These fragments of wall-paintings from the harem baths at Jawsaq al-Khaqani provide a glimpse of important early examples of figurative art in the Islamic world.
The two figures, displayed on these wall painting fragments, are probably slave girls from the harem of Caliph al-Muasim in Samarra, where the walls of the palaces were painted with large scenes of hunters, dancers, and drinkers. The palaces were also decorated with carved wooden panels and stucco (plaster).
The women of the palace were not just wives and concubines but were also poets and musicians. Harem girls were often highly trained in singing, music and literature and it was potentially an attractive career for a woman of humble origins.
Samarra was built in AD 836 as the new capital of the Islamic Empire. At the time it was one of the largest cities in the world, sprawling some 25 miles along the banks of the river Tigris.
Samarra’s name comes from the Arabic for 'Happy he who sees it' and it was created to house the court of Caliph al-Muasim (reigned AD 833-42) and army of Turkish slavesoldiers, after they increasingly came into conflict with the inhabitants of Baghdad.
The site includes palaces and mosques, built on an unprecedented scale, and also a large race-course. Many of the palaces are built right on the waterside, with steps leading down to an artificial water basin.
In AD 861 Samarra was abandoned.

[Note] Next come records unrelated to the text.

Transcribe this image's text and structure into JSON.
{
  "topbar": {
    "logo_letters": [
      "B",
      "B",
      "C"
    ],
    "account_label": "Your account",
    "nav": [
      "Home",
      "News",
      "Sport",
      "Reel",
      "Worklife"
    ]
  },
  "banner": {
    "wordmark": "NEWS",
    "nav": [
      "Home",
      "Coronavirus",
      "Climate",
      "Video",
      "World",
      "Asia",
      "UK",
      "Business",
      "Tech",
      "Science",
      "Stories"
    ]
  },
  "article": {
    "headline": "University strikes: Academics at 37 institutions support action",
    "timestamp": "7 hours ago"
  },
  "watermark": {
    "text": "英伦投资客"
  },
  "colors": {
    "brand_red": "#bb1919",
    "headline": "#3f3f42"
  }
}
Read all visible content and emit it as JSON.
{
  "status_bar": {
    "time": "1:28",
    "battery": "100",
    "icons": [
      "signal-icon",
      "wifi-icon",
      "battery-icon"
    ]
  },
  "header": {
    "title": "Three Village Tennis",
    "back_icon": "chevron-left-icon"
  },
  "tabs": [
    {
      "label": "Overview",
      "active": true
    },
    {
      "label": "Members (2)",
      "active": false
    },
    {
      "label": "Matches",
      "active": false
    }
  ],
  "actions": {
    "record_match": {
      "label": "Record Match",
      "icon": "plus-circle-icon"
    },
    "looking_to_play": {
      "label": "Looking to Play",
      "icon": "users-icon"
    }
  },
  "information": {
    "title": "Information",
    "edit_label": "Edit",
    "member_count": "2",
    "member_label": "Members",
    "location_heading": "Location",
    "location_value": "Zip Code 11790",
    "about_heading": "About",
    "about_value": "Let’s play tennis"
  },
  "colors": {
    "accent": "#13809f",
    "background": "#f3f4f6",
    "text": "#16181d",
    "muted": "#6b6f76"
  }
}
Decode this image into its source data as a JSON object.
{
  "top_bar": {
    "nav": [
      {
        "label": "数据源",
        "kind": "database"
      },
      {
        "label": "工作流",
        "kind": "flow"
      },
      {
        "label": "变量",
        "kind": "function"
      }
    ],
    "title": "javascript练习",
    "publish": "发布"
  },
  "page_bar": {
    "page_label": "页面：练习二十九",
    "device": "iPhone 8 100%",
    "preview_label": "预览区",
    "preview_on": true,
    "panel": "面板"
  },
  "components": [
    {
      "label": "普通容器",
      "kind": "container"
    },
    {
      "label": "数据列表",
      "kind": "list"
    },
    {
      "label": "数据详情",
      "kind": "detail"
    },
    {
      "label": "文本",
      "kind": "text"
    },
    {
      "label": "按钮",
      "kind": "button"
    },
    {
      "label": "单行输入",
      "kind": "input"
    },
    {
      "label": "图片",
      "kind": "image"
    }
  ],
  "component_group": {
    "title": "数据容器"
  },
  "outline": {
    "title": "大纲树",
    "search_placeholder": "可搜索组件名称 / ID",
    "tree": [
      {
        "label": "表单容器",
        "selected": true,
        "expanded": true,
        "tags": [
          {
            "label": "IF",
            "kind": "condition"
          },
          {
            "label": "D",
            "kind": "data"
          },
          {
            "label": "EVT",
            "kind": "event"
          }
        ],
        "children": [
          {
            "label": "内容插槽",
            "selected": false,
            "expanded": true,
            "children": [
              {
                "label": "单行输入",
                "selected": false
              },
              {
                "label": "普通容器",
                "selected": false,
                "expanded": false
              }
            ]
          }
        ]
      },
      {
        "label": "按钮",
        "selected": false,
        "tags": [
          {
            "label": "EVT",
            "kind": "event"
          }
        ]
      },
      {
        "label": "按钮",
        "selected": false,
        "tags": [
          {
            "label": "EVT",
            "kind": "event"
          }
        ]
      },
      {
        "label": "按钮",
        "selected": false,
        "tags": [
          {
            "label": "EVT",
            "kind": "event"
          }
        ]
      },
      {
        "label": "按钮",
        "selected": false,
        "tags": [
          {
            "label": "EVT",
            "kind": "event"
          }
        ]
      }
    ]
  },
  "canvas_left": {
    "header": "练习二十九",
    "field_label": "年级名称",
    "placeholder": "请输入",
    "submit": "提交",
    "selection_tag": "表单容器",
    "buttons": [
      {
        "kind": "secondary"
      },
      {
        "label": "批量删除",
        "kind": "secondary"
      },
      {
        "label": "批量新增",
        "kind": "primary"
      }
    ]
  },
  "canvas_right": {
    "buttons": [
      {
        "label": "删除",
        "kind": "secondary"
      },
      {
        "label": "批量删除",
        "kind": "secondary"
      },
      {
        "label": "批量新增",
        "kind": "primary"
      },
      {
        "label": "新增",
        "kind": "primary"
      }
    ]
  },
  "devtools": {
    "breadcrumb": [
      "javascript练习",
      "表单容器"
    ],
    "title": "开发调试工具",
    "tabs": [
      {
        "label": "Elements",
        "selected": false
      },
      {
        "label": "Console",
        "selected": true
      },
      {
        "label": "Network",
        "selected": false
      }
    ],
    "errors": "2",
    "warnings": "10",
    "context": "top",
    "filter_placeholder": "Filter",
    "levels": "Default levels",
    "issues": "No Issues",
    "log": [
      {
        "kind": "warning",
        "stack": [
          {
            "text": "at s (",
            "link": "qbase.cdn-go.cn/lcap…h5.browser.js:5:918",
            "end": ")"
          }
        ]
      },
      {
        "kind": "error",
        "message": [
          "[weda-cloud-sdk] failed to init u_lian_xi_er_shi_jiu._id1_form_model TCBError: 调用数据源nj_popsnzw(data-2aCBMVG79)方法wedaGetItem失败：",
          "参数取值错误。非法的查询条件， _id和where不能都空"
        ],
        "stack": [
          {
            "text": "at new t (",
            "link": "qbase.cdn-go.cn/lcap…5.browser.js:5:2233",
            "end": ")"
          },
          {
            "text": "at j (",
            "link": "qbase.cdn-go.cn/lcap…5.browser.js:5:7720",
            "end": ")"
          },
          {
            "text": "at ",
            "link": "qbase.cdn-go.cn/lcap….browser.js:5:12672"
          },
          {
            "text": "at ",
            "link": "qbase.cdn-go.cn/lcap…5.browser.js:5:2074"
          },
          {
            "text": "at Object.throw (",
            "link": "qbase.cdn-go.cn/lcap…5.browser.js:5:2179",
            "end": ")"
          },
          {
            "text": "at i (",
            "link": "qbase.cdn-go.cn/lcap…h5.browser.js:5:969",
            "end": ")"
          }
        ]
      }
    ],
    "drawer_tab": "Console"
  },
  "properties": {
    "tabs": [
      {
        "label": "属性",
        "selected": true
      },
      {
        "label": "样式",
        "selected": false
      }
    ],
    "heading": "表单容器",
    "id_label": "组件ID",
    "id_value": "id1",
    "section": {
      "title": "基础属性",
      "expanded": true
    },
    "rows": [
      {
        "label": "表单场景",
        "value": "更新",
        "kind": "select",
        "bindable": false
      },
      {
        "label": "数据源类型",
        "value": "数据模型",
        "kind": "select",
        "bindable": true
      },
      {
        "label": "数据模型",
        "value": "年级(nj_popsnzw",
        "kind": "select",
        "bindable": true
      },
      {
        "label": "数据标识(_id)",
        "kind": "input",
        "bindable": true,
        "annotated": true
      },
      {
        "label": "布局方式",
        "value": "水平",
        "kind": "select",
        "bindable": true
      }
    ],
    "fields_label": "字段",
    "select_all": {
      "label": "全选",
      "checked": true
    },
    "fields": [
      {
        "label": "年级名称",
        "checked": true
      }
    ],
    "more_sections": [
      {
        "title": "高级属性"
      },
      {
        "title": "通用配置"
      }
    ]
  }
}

The city's decline mirrors that of the Islamic Empire, which became increasingly fragmented from AD 800 onwards.